dwarf mongoose

Helogale parvula undulatus

Common name

dwarf mongoose


It is found in a wide range of habitats, mainly in savannah, wooded savanna, forested areas and dry scrub areas, arid and semi-arid terrain. They are closely related to termite mounds, which they use as burrows.


Subfamily: Mungotinae






55 days.

Number of offspring




Predominantly insectivorous, especially based on termites and beetles, but also centipedes, beetle larvae and occasionally small vertebrates (small mammals, geckos, snakes and birds).


13 years in the wild and up to 18 years in captivity.

Biology and behavior

The dwarf mongoose is the smallest carnivore in Africa. It may dig its own burrows or live in abandoned termite mounds.
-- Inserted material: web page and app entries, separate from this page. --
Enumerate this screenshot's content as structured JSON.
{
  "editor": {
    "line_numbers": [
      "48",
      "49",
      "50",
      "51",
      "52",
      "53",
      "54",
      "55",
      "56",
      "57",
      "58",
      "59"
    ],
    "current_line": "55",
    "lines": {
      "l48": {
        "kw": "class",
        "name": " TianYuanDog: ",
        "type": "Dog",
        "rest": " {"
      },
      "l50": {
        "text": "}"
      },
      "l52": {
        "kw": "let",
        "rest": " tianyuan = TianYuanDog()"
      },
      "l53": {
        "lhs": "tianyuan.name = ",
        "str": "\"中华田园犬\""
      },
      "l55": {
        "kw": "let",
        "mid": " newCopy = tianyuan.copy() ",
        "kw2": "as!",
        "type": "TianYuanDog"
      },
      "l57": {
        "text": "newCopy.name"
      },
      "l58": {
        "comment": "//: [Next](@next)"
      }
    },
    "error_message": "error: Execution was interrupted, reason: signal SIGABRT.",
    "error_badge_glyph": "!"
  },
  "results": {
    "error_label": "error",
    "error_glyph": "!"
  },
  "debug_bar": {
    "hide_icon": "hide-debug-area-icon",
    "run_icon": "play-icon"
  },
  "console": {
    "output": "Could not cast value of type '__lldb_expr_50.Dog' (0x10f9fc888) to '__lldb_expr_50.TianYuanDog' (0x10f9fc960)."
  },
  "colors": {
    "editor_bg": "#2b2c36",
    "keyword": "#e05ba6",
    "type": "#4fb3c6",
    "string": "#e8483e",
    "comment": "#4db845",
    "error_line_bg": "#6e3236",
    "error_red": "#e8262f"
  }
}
It lives in groups of between 10 and just over 50 individuals. It has an interesting social system in which there is a marked hierarchy in which the highest position is occupied by the alpha female, the oldest, followed by her partner, with whom she usually mates for life. This pair is the only one that reproduces in the entire group, since the reproductive activity of the other females is hormonally inhibited by the alpha female.

The female has between two and three litters a year. She comes into heat about three weeks after giving birth and the pups are weaned at the 6th or 7th week of life.

The hierarchy of the rest of the group is based on age, the dominant pair is followed in social rank by the younger individuals. The rest of the members of the colony participate in the care and feeding of the little ones, bringing food inside the burrow, playing with them and acting as babysitters. They spend more time with the young than the parents themselves, who in turn lead the search for food and protect the burrow from attacks by predators and intruders.

This curious cooperative system in caring for the young seems to avoid competition between adults and increase the survival of the offspring. Dwarf mongooses not only take care of the little ones, but also give special treatment to older individuals and the injured or sick. They provide them with extra food and care, even delaying or restricting the group's movements until recovery takes place.


They establish a symbiotic relationship with the Kenyan toco. These birds accompany mongooses in their search for food, feeding on the same prey as them. In exchange for this food, the tocos warn the mongooses of the presence of predators with their powerful calls, so that the mongooses can concentrate on the search without worrying about constantly monitoring that there are no enemies nearby. It has been observed that tocos can warn of predators that are harmless to them and dangerous only to mongooses.

African savanna
Equatorial jungle
Madagascar Island